# WHAT IS BEING ASKED
Across the records that follow, how many lines contain the string "circle"? Answer with the number only.

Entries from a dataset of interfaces
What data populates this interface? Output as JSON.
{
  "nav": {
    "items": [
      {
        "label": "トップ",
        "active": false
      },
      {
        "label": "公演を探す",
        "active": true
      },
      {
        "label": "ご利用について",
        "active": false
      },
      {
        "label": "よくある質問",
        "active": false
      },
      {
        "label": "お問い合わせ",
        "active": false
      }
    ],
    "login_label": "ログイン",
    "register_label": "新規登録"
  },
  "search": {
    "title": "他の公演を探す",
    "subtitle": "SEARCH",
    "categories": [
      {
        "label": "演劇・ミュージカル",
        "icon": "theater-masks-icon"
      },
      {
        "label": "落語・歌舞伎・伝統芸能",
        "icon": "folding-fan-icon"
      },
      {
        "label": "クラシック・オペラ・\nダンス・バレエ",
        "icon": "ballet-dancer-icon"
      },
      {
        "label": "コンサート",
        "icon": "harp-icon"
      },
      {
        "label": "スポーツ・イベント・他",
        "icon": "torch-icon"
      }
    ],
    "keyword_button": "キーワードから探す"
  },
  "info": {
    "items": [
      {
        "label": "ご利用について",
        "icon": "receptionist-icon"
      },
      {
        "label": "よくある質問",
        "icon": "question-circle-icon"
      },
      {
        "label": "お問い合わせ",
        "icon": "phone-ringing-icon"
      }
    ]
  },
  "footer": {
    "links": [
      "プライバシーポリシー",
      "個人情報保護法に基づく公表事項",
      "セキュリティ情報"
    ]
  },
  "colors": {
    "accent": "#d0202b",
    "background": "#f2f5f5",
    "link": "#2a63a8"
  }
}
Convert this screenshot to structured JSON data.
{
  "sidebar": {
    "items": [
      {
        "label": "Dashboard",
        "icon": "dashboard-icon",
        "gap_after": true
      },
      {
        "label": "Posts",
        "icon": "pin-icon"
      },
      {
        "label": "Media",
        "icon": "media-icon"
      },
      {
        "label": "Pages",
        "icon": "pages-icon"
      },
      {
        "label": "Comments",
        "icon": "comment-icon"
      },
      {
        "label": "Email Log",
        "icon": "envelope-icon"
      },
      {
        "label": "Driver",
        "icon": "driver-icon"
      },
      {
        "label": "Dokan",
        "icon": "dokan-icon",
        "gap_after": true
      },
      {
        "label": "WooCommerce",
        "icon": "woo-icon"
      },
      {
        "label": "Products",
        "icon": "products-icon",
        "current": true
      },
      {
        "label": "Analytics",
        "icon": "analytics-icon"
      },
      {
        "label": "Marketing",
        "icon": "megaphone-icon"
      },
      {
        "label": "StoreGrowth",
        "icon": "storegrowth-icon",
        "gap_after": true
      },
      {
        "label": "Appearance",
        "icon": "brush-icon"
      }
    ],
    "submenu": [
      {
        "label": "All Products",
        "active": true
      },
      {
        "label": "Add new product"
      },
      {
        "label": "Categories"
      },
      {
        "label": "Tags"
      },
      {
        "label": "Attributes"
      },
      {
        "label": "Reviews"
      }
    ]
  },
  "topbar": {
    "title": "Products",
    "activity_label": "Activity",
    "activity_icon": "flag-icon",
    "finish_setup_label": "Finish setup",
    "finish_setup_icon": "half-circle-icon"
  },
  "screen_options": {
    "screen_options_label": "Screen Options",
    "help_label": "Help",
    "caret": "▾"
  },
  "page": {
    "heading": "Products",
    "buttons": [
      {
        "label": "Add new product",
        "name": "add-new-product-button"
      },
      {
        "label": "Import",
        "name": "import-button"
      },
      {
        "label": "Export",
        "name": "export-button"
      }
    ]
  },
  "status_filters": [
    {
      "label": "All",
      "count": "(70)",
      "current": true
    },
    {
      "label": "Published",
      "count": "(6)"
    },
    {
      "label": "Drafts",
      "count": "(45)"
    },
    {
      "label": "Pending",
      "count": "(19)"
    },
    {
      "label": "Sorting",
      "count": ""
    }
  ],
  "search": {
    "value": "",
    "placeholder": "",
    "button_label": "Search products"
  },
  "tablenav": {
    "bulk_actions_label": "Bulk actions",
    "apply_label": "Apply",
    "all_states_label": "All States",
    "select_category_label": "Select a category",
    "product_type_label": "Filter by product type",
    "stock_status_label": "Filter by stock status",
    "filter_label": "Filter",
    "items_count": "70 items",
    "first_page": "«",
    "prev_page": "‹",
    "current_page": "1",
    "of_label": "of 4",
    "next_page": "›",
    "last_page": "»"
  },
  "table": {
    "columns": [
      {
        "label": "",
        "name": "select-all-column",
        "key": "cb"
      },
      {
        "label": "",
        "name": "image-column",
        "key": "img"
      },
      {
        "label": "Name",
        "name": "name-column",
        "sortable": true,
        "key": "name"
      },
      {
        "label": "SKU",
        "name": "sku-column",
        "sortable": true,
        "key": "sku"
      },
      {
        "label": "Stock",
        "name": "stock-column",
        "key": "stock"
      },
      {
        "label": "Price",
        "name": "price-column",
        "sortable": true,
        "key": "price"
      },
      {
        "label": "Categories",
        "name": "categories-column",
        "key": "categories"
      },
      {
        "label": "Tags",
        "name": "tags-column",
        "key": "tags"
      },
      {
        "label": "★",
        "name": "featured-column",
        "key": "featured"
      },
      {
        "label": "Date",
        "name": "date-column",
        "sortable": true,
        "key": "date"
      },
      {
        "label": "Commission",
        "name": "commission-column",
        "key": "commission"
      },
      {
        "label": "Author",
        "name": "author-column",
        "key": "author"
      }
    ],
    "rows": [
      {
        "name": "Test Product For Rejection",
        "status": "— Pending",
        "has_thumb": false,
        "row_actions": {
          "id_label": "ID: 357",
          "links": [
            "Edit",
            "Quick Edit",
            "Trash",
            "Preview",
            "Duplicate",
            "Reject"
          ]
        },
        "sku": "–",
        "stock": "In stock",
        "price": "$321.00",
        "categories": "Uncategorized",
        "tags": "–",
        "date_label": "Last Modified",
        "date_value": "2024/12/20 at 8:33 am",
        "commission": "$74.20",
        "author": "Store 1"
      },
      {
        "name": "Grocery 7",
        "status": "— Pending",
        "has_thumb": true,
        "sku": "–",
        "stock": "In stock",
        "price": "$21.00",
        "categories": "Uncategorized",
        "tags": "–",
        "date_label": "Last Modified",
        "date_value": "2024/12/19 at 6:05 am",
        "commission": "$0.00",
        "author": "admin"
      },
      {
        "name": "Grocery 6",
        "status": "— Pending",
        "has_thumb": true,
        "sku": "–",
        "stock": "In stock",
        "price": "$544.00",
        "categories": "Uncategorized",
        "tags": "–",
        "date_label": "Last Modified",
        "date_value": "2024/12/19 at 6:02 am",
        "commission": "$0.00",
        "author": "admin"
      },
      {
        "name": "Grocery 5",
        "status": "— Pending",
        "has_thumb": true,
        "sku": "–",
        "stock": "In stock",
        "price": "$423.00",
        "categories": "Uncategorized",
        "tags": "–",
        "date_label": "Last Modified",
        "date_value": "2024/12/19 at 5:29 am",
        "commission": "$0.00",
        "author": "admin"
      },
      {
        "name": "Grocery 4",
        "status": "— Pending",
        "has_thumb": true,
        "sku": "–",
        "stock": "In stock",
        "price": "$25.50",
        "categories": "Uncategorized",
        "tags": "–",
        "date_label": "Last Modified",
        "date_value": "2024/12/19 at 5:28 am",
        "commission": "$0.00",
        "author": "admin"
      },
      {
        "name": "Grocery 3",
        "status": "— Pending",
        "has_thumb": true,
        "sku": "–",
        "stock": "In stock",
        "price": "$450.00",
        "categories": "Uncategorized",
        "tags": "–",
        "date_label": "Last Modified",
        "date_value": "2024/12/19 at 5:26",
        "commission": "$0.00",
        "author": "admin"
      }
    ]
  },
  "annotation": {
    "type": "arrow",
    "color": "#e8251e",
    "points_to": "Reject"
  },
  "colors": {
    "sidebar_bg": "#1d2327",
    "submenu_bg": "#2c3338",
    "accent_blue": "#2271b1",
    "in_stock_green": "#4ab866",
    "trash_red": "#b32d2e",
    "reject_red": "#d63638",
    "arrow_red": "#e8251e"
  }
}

# RESULT OF THE TASK
2